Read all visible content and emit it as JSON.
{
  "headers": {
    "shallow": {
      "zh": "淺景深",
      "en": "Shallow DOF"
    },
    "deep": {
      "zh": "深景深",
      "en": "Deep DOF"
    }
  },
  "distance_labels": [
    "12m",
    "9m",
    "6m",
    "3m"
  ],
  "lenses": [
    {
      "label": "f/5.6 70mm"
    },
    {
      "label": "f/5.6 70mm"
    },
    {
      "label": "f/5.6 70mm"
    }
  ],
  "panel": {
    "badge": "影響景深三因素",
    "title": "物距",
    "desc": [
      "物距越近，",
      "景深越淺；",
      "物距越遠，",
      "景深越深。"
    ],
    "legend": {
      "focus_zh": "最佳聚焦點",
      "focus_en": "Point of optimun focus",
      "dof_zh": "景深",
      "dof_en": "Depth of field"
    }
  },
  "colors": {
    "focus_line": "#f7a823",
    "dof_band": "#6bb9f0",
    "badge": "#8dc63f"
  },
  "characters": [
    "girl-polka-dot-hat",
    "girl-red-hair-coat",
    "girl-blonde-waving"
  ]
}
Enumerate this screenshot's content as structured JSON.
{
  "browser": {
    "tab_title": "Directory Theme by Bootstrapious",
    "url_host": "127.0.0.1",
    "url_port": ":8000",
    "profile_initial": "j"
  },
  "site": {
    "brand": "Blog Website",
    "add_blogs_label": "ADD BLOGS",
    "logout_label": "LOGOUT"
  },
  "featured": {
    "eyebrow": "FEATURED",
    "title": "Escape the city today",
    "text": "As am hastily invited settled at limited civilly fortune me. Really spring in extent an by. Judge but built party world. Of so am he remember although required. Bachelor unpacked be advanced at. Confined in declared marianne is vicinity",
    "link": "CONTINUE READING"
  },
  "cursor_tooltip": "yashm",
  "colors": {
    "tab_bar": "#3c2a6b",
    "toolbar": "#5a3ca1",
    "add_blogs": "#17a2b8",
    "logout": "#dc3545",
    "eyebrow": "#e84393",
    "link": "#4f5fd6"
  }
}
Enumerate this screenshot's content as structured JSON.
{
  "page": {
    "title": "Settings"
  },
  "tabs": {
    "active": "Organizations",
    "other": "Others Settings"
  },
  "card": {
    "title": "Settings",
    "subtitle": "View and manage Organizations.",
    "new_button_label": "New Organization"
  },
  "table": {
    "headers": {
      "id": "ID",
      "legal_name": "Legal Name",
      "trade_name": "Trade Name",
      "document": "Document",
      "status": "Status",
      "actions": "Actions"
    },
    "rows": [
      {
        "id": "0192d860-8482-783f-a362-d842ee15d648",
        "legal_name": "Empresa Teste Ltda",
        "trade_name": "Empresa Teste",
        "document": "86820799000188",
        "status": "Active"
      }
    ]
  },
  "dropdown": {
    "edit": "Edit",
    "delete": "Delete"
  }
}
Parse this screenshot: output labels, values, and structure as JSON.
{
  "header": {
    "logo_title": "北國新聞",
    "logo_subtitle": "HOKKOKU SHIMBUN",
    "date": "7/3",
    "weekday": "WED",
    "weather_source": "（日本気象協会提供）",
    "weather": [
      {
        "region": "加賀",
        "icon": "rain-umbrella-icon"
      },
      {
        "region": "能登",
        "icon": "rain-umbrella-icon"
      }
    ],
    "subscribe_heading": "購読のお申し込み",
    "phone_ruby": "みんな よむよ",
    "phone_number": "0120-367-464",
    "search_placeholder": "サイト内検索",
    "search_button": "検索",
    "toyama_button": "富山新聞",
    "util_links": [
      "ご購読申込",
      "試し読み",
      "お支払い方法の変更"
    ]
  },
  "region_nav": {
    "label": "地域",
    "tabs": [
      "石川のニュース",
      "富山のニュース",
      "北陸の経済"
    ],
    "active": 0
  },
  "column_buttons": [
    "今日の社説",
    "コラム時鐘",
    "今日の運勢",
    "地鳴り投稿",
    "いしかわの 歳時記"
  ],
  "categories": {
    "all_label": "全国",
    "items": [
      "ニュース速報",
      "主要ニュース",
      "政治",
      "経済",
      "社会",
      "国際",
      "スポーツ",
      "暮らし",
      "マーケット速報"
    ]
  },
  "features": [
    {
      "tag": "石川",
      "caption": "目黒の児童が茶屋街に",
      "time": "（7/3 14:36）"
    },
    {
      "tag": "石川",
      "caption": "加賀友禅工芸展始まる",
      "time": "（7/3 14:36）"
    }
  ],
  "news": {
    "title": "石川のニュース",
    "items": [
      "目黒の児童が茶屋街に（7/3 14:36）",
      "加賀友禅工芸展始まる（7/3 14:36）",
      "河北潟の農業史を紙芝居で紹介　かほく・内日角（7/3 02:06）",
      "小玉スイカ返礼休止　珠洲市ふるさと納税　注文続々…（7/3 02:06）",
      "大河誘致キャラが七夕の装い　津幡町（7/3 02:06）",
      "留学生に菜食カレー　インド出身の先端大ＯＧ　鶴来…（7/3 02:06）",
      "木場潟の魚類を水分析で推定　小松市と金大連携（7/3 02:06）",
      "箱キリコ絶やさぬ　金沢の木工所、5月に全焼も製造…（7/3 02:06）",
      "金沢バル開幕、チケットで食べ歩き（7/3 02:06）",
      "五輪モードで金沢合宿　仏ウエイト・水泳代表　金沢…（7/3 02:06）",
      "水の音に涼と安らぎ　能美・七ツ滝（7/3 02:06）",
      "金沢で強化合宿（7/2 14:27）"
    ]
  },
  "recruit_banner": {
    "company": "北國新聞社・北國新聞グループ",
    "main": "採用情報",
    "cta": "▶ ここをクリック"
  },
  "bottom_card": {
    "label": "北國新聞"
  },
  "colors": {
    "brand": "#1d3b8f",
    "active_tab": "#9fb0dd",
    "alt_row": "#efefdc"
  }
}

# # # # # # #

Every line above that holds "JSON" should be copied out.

Read all visible content and emit it as JSON.
Enumerate this screenshot's content as structured JSON.
Enumerate this screenshot's content as structured JSON.
Parse this screenshot: output labels, values, and structure as JSON.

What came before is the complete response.